Test driven development with Cocoon
Nico Verwer works for Be Value, for a large publisher in legal and text publications.
Client had many problems with their content
Cocoon enabled them to make a prototype within one month. They felt that cocoon was lacking a testing framework.
How to use testing to find the bugs, how to use testing to help you write efficient code.
Test driven delopment
1. Write a simple test 2. make sure the test fails (you have not written the code) 3. write only the minimum code for the test to pass 4. make sure the test passes 5. refactor the code to make sure it has the simplest design to do the job

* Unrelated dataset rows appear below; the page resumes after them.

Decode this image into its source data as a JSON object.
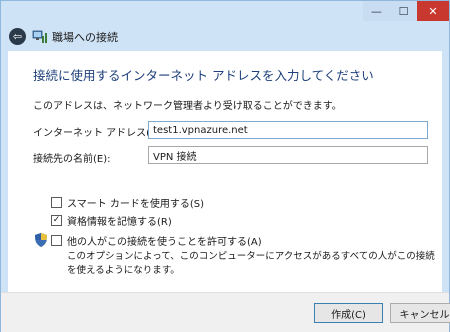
{
  "window": {
    "minimize": "—",
    "maximize": "☐",
    "close": "✕"
  },
  "nav": {
    "back": "⇦",
    "title": "職場への接続"
  },
  "main": {
    "heading": "接続に使用するインターネット アドレスを入力してください",
    "subtitle": "このアドレスは、ネットワーク管理者より受け取ることができます。",
    "address_label": "インターネット アドレス(I):",
    "address_value": "test1.vpnazure.net",
    "name_label": "接続先の名前(E):",
    "name_value": "VPN 接続"
  },
  "options": {
    "smartcard": {
      "label": "スマート カードを使用する(S)",
      "checked": false
    },
    "remember": {
      "label": "資格情報を記憶する(R)",
      "checked": true
    },
    "allow_others": {
      "label": "他の人がこの接続を使うことを許可する(A)",
      "checked": false
    },
    "allow_note": "このオプションによって、このコンピューターにアクセスがあるすべての人がこの接続を使えるようになります。"
  },
  "buttons": {
    "create": "作成(C)",
    "cancel": "キャンセル"
  },
  "colors": {
    "frame": "#cfe3f6",
    "heading": "#1e3f7a",
    "close_button": "#c9382f"
  }
}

Not new, very iterative way for development. See JUnit website. How to use this for cocoon? Developers have a tendency to write really nice code that does more than intended.

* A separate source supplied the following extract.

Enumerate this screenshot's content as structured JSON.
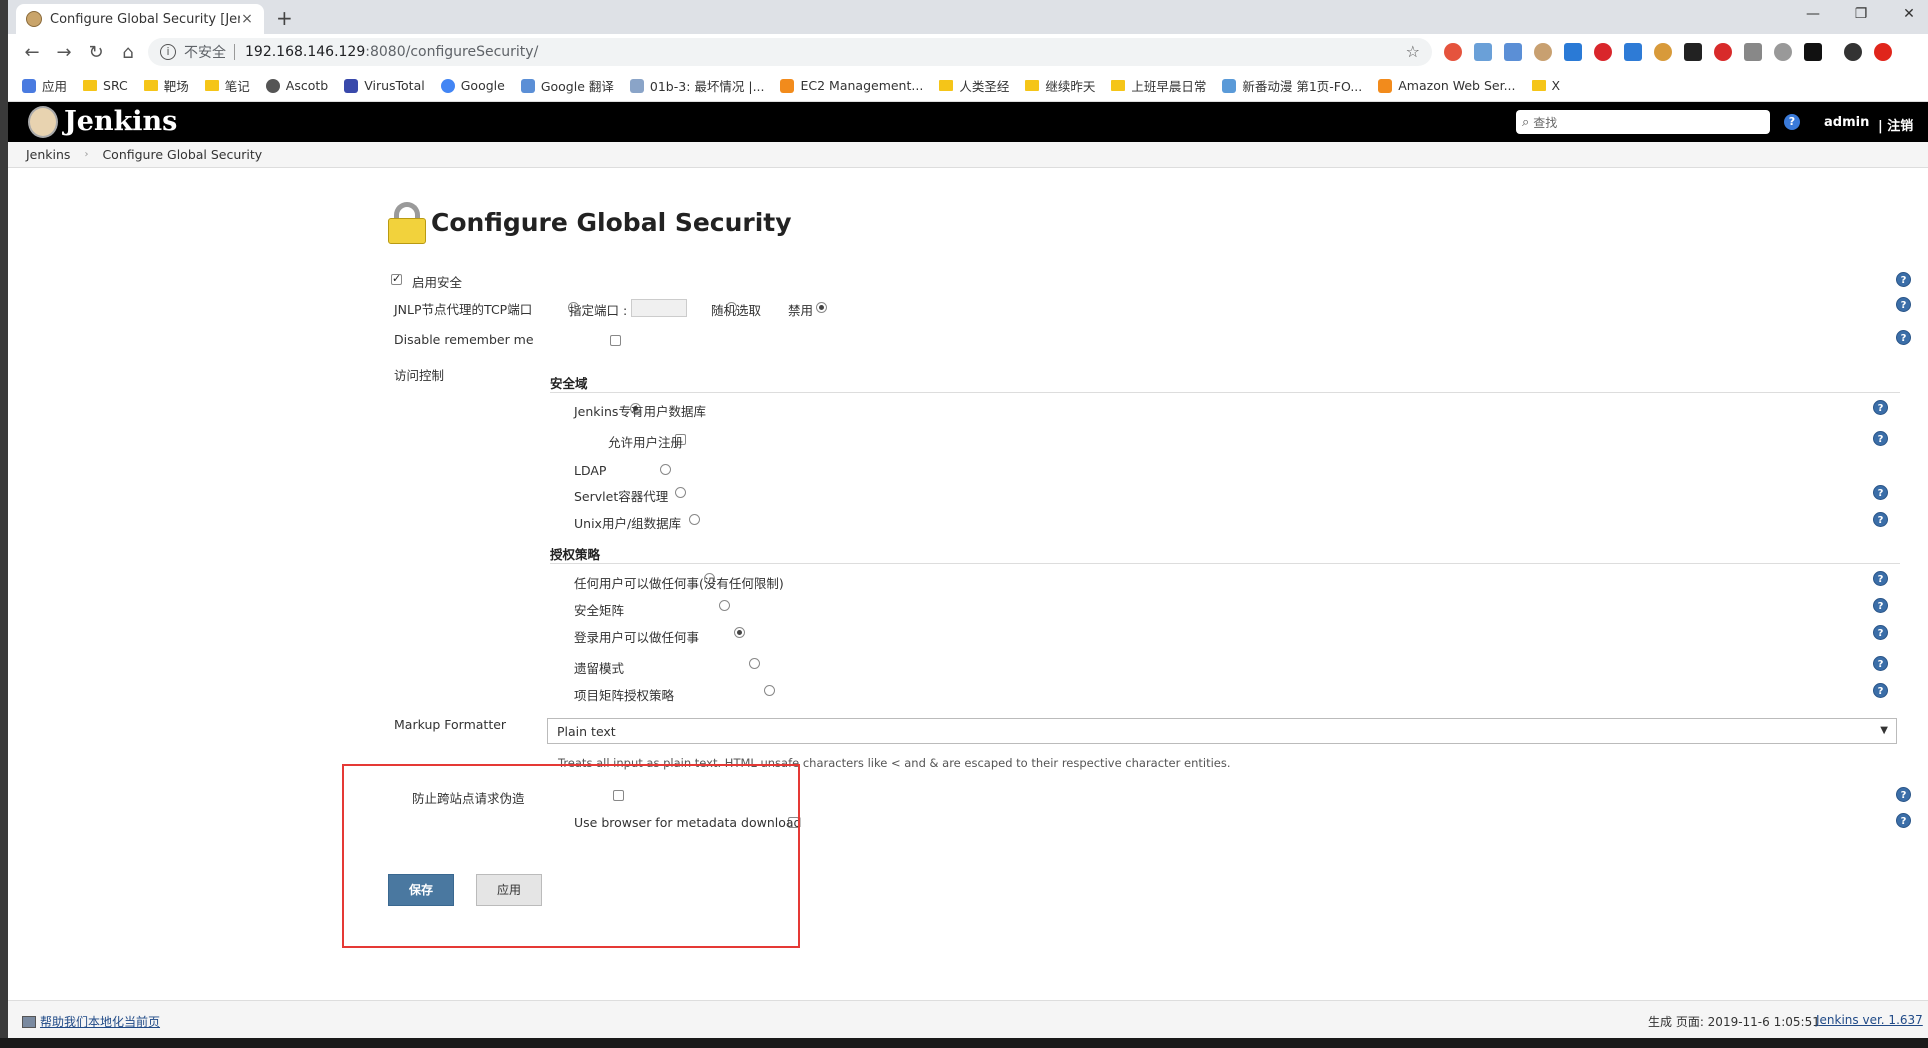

Unit and Regression testing
re-run the tests over and over, to detect when a change breaks a test Only check in the code when all of the tests succeed.

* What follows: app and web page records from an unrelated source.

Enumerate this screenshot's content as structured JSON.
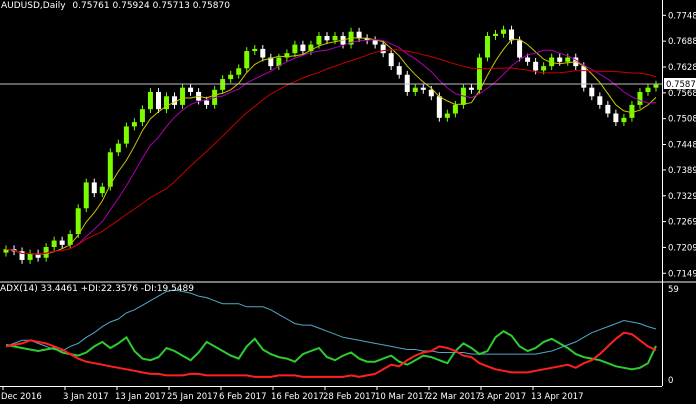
{
  "main": {
    "header": {
      "symbol_label": "AUDUSD,Daily",
      "ohlc": [
        "0.75761",
        "0.75924",
        "0.75713",
        "0.75870"
      ]
    },
    "current_price_label": "0.75870",
    "price_ticks": [
      "0.77480",
      "0.76880",
      "0.76280",
      "0.75680",
      "0.75080",
      "0.74480",
      "0.73890",
      "0.73290",
      "0.72690",
      "0.72090",
      "0.71490"
    ]
  },
  "indicator": {
    "header": "ADX(14) 33.4461 +DI:22.3576 -DI:19.5489",
    "top_tick": "59",
    "bottom_tick": "0"
  },
  "x_axis": {
    "date_labels": [
      "Dec 2016",
      "3 Jan 2017",
      "13 Jan 2017",
      "25 Jan 2017",
      "6 Feb 2017",
      "16 Feb 2017",
      "28 Feb 2017",
      "10 Mar 2017",
      "22 Mar 2017",
      "3 Apr 2017",
      "13 Apr 2017"
    ]
  },
  "colors": {
    "background": "#000000",
    "bull_candle": "#7CFC00",
    "bear_candle": "#FFFFFF",
    "ma_fast": "#C8C800",
    "ma_mid": "#B000B0",
    "ma_slow": "#C80000",
    "adx": "#4FA8C8",
    "plus_di": "#2ECC2E",
    "minus_di": "#FF2020",
    "grid_text": "#FFFFFF",
    "current_price_line": "#C0C0C0"
  },
  "chart_data": [
    {
      "type": "candlestick",
      "title": "AUDUSD,Daily",
      "ylim": [
        0.7145,
        0.7765
      ],
      "dates": [
        "2016-12-22",
        "2016-12-23",
        "2016-12-26",
        "2016-12-27",
        "2016-12-28",
        "2016-12-29",
        "2016-12-30",
        "2017-01-02",
        "2017-01-03",
        "2017-01-04",
        "2017-01-05",
        "2017-01-06",
        "2017-01-09",
        "2017-01-10",
        "2017-01-11",
        "2017-01-12",
        "2017-01-13",
        "2017-01-16",
        "2017-01-17",
        "2017-01-18",
        "2017-01-19",
        "2017-01-20",
        "2017-01-23",
        "2017-01-24",
        "2017-01-25",
        "2017-01-26",
        "2017-01-27",
        "2017-01-30",
        "2017-01-31",
        "2017-02-01",
        "2017-02-02",
        "2017-02-03",
        "2017-02-06",
        "2017-02-07",
        "2017-02-08",
        "2017-02-09",
        "2017-02-10",
        "2017-02-13",
        "2017-02-14",
        "2017-02-15",
        "2017-02-16",
        "2017-02-17",
        "2017-02-20",
        "2017-02-21",
        "2017-02-22",
        "2017-02-23",
        "2017-02-24",
        "2017-02-27",
        "2017-02-28",
        "2017-03-01",
        "2017-03-02",
        "2017-03-03",
        "2017-03-06",
        "2017-03-07",
        "2017-03-08",
        "2017-03-09",
        "2017-03-10",
        "2017-03-13",
        "2017-03-14",
        "2017-03-15",
        "2017-03-16",
        "2017-03-17",
        "2017-03-20",
        "2017-03-21",
        "2017-03-22",
        "2017-03-23",
        "2017-03-24",
        "2017-03-27",
        "2017-03-28",
        "2017-03-29",
        "2017-03-30",
        "2017-03-31",
        "2017-04-03",
        "2017-04-04",
        "2017-04-05",
        "2017-04-06",
        "2017-04-07",
        "2017-04-10",
        "2017-04-11",
        "2017-04-12",
        "2017-04-13",
        "2017-04-14"
      ],
      "closes": [
        0.7205,
        0.72,
        0.718,
        0.7195,
        0.7185,
        0.721,
        0.7225,
        0.7215,
        0.724,
        0.73,
        0.736,
        0.7335,
        0.735,
        0.743,
        0.745,
        0.749,
        0.75,
        0.753,
        0.757,
        0.753,
        0.756,
        0.754,
        0.758,
        0.757,
        0.755,
        0.754,
        0.7575,
        0.76,
        0.761,
        0.7625,
        0.7665,
        0.767,
        0.765,
        0.763,
        0.765,
        0.766,
        0.768,
        0.7665,
        0.768,
        0.77,
        0.769,
        0.77,
        0.768,
        0.771,
        0.7695,
        0.769,
        0.768,
        0.766,
        0.763,
        0.761,
        0.757,
        0.758,
        0.7575,
        0.756,
        0.751,
        0.752,
        0.754,
        0.758,
        0.7575,
        0.765,
        0.77,
        0.7705,
        0.7715,
        0.769,
        0.765,
        0.764,
        0.762,
        0.763,
        0.765,
        0.764,
        0.765,
        0.763,
        0.758,
        0.756,
        0.754,
        0.752,
        0.75,
        0.751,
        0.754,
        0.757,
        0.758,
        0.7587
      ],
      "ma_fast_last": 0.758,
      "ma_mid_last": 0.7568,
      "ma_slow_last": 0.7592
    },
    {
      "type": "line",
      "title": "ADX(14) 33.4461 +DI:22.3576 -DI:19.5489",
      "ylim": [
        0,
        59
      ],
      "series": [
        {
          "name": "ADX",
          "values": [
            22,
            24,
            26,
            26,
            24,
            22,
            20,
            19,
            22,
            24,
            28,
            31,
            35,
            38,
            40,
            44,
            46,
            49,
            52,
            55,
            58,
            59,
            58,
            57,
            55,
            54,
            52,
            50,
            50,
            50,
            48,
            48,
            48,
            46,
            43,
            40,
            37,
            36,
            36,
            34,
            32,
            30,
            28,
            27,
            26,
            25,
            24,
            23,
            22,
            21,
            20,
            20,
            19,
            19,
            18,
            18,
            18,
            18,
            17,
            17,
            17,
            17,
            17,
            17,
            17,
            17,
            17,
            18,
            19,
            21,
            23,
            25,
            28,
            31,
            33,
            35,
            37,
            39,
            38,
            37,
            35,
            33.4461
          ]
        },
        {
          "name": "+DI",
          "values": [
            23,
            22,
            21,
            20,
            19,
            20,
            21,
            18,
            17,
            16,
            18,
            22,
            25,
            21,
            24,
            28,
            19,
            14,
            13,
            15,
            21,
            19,
            16,
            13,
            18,
            25,
            22,
            19,
            16,
            14,
            22,
            27,
            20,
            17,
            15,
            14,
            12,
            17,
            19,
            21,
            15,
            13,
            16,
            18,
            14,
            12,
            12,
            14,
            16,
            12,
            10,
            13,
            16,
            15,
            13,
            11,
            19,
            24,
            21,
            17,
            19,
            28,
            32,
            29,
            22,
            19,
            21,
            25,
            27,
            24,
            21,
            17,
            15,
            14,
            13,
            11,
            9,
            8,
            7,
            8,
            11,
            22.3576
          ]
        },
        {
          "name": "-DI",
          "values": [
            22,
            23,
            24,
            26,
            25,
            24,
            22,
            20,
            17,
            14,
            12,
            11,
            10,
            9,
            8,
            7,
            6,
            5,
            4,
            4,
            3,
            3,
            3,
            4,
            4,
            3,
            3,
            3,
            3,
            3,
            3,
            2,
            2,
            2,
            3,
            3,
            3,
            2,
            2,
            2,
            2,
            2,
            2,
            3,
            2,
            3,
            4,
            7,
            10,
            9,
            13,
            16,
            18,
            19,
            22,
            21,
            19,
            16,
            15,
            11,
            9,
            7,
            6,
            5,
            5,
            5,
            6,
            7,
            8,
            9,
            10,
            8,
            11,
            13,
            17,
            22,
            27,
            31,
            30,
            26,
            22,
            19.5489
          ]
        }
      ]
    }
  ]
}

A bug is found (maybe you forgot to add a test). Find the bug, add to the tests, fix the bug, run the tests.
Organize your tests in suites.
Developers don't like to write tests. Project managers don't like to write tests. So it should be made easy. Testing appears to take a bit of time, but in the long run it saves time! What frameworks are available * JUnit for java code * many 'x'Unit for other programming languages ( also HTTPUnit ) * closer to cocoon: XMLUnit, test documents or document fragments on equality, xpath expressions, xslt results. Need to be written in Java
What about Cocoon? Decided to build a framework for testing in cocoon, based on XSLTUnit, a stylesheet by Eric van der Vlist. Use it to transform a test-document and comparing the result to reference-output.
XSLTUnit requires one XSL extension, exsl:node-set().
Testing framework and tests should be transparent to your application, don't interfere with your application. e.g. create a '_test' dir in each sitemap location. When you deploy to a live server, the deployment script removes each _test directory.
Little overhead code should be needed if you write a test. Just the input-file, the stylesheet, and the reference output, plus the comparison you want to make.
Code for unit test module will be available real soon now. Mounted in the main cocoon sitemap, or via the mount table if you want to keep it out of there. A testable component must be mounted via the mount-table.xml and have a 'test' attribute. Create directory _test, and add sitemap.
Create a test directory for a sitemap in your application. Create a test suite, consisting of test stylesheets, test inputs and reference outputs.
Ready to run! Nico shows the results of the XSLT Unit tests. Raw results (XML) are transformed into a nice report listing % passes and failures, and detailed description of failures.
-> sitemap.xmap -> foo.xsl --- bar.xsl -> _test
-> sitemap.xmap -> foo.xsl
-> 01-input.xml -- 01-test.xsl -> 02-input.xml -- 02-test.xsl -> ...
Example: resource browser
Represent a tree as nested <resource> elements. Recursive calls to a pipeline, one for each level. Pipeline uses xsl transform and cinclude for recursion. Create a test sitemap. Create a test, don't start with stylesheet, but with test input and expected output. Write a test stylesheet that does a couple of things: * import xsltunit.xsl * import the stylesheet you want to test * reference output may be included in the test stylesheet.
Add another test, run, fail, refactor.
You can use parameters in your tests.
* test output in separate document * test pipeline fragments * mount tests for sub-sitemaps
* automatic generation of test code * Make a testing block? * Tests for flowscript? * User documentation * Tests for framework itself
How to name the test framework
* CUTE? Cocoon Unit Testing Environment * COURT? (missed it)
* Code will be available via the wiki ( http://wiki.apache.org/cocoon/NicoVerwer ) Better Location?